How does this help employees identify and work on their weakness–and thereby come closer to reaching their potential? The authors tell a story about an employee named Jackie who’d become the leader of the marketing group and a member of MV21. When her colleagues voted to remove her from MV21, Jackie called it a “crushing blow.” But it was a wake-up call, too. Jackie realized that her peers viewed her as someone who rarely offered help or replied to requests for help.
At a company event called 10X–an all-hands meeting at which employees give presentations and receive feedback on their cultural contributions–Jackie admitted that she had become a selfish employee. After the presentation, she began coaching others in once-a-month sessions. Soon she was virutally coaching peers at the London office. After a while, Mondays became all-day coaching sessions for her colleagues. And less than one year after she was removed from MV21, she was voted back on. She had become a linebacker.

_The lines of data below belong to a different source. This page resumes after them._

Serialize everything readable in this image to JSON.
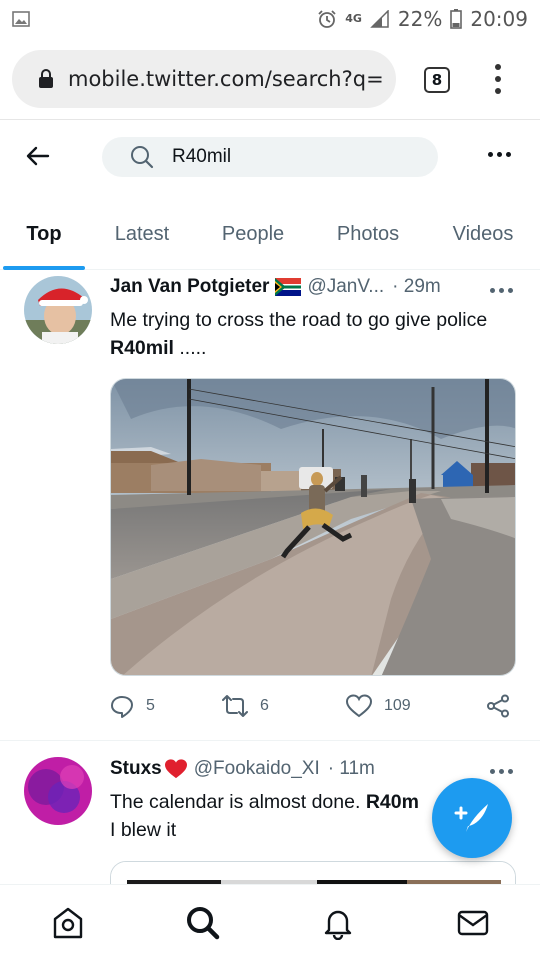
{
  "status_bar": {
    "network": "4G",
    "battery": "22%",
    "time": "20:09"
  },
  "browser": {
    "url": "mobile.twitter.com/search?q=",
    "tab_count": "8"
  },
  "search": {
    "query": "R40mil"
  },
  "tabs": [
    {
      "label": "Top",
      "active": true
    },
    {
      "label": "Latest",
      "active": false
    },
    {
      "label": "People",
      "active": false
    },
    {
      "label": "Photos",
      "active": false
    },
    {
      "label": "Videos",
      "active": false
    }
  ],
  "tweets": [
    {
      "name": "Jan Van Potgieter",
      "flag": "South Africa flag",
      "handle": "@JanV...",
      "time": "· 29m",
      "text_before": "Me trying to cross the road to go give police ",
      "text_bold": "R40mil",
      "text_after": " .....",
      "replies": "5",
      "retweets": "6",
      "likes": "109"
    },
    {
      "name": "Stuxs",
      "emoji": "❤️",
      "handle": "@Fookaido_XI",
      "time": "· 11m",
      "text_before": "The calendar is almost done. ",
      "text_bold": "R40m",
      "text_line2": "I blew it"
    }
  ],
  "colors": {
    "accent": "#1d9bf0",
    "text_primary": "#0f1419",
    "text_secondary": "#536471"
  },
  "icons": [
    "gallery-icon",
    "alarm-icon",
    "signal-icon",
    "battery-icon",
    "lock-icon",
    "back-arrow-icon",
    "search-icon",
    "more-icon",
    "reply-icon",
    "retweet-icon",
    "like-icon",
    "share-icon",
    "compose-icon",
    "home-icon",
    "explore-icon",
    "notifications-icon",
    "messages-icon"
  ]
}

4. Make meetings more personal. At another DDO called Decurion, an 1,100-employee real estate and movie theater company based in Los Angeles, meetings are an intentionally prolonged occasion. The reason? All meetings begin with a process called a check-in. One by one, going around the table, employees say, “Hi, my name is ____,” and then say whatever they need to say in order to be fully present in the room. It could be a revelation of a mood, of a stressful situation at home, or a concern about a work-related matter. COO Bryan Ungard told the authors: “Our full humanity is required, and to have that, you need authentic engagement.”
One of Decurion’s axioms is that “people are not only means but also ends in themselves.” The company defines itself by allowing its employees to express themselves as people with emotional needs, rather than employees who are playing robotic roles in a revenue-generating process. Though the check-in slows meetings down–it can take as long as an hour–the process reinforces the company’s axiom of making its people feel like ends in themselves, not just means by which the company can make money.
5. Give your job away. At Decurion, the leadership urges employees–especially high-ranking ones–to always be “giving your job away.” What they mean is this: Instead of standing behind your job title or authority, stand behind data, or the wisdom of the decision.
As commonsensical as it sounds, the company’s “give your job away” mantra has created a culture in which entry- or mid-level employees do not hesitate to call out leaders on their shortcomings. For example, Nora Dashwood, COO of the company’s ArcLight Cinemas division, once learned from a theater assistant manager in his early twenties that “he could feel the air in the room go cold” around Dashwood whenever a problem arose. He felt Dashwood imposed a barrier between herself and the employees to whom she was delegating tasks, and that the barrier only stiffened when things weren’t going well.
Dashwood now considers this employee her “canary in a coal mine.” She told the authors: “To be more effective as a leader and more of who I wanted to be as a person, I needed to be with the people as they engaged with the work.” It was the first step in Dashwood learning about one of her weaknesses and addressing it–and fulfilling more of her own potential, in the process.